*** DATASET ENTRIES
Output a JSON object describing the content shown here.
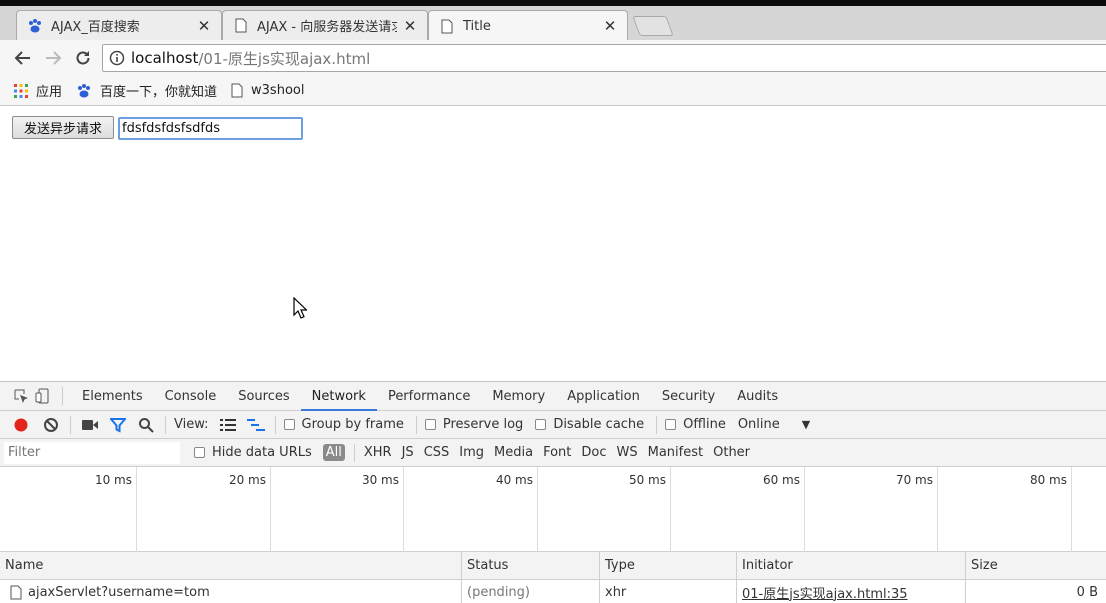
{
  "browser": {
    "tabs": [
      {
        "title": "AJAX_百度搜索",
        "favicon": "baidu-paw-icon",
        "active": false
      },
      {
        "title": "AJAX - 向服务器发送请求",
        "favicon": "page-icon",
        "active": false
      },
      {
        "title": "Title",
        "favicon": "page-icon",
        "active": true
      }
    ],
    "address": {
      "host": "localhost",
      "path": "/01-原生js实现ajax.html"
    },
    "bookmarks": [
      {
        "label": "应用",
        "icon": "apps-grid-icon"
      },
      {
        "label": "百度一下，你就知道",
        "icon": "baidu-paw-icon"
      },
      {
        "label": "w3shool",
        "icon": "page-icon"
      }
    ]
  },
  "page": {
    "send_button_label": "发送异步请求",
    "input_value": "fdsfdsfdsfsdfds"
  },
  "devtools": {
    "tabs": [
      "Elements",
      "Console",
      "Sources",
      "Network",
      "Performance",
      "Memory",
      "Application",
      "Security",
      "Audits"
    ],
    "active_tab": "Network",
    "toolbar": {
      "view_label": "View:",
      "group_by_frame": "Group by frame",
      "preserve_log": "Preserve log",
      "disable_cache": "Disable cache",
      "offline": "Offline",
      "throttle": "Online"
    },
    "filter": {
      "placeholder": "Filter",
      "hide_data_urls": "Hide data URLs",
      "types": [
        "All",
        "XHR",
        "JS",
        "CSS",
        "Img",
        "Media",
        "Font",
        "Doc",
        "WS",
        "Manifest",
        "Other"
      ]
    },
    "timeline_ticks": [
      "10 ms",
      "20 ms",
      "30 ms",
      "40 ms",
      "50 ms",
      "60 ms",
      "70 ms",
      "80 ms"
    ],
    "columns": [
      "Name",
      "Status",
      "Type",
      "Initiator",
      "Size"
    ],
    "rows": [
      {
        "name": "ajaxServlet?username=tom",
        "status": "(pending)",
        "type": "xhr",
        "initiator": "01-原生js实现ajax.html:35",
        "size": "0 B"
      }
    ]
  },
  "colors": {
    "record": "#e3241b",
    "accent": "#3879d9",
    "filter_icon": "#1a73e8"
  }
}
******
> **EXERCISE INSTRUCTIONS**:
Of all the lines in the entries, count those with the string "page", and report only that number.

> **SOLVED EXERCISE**:
4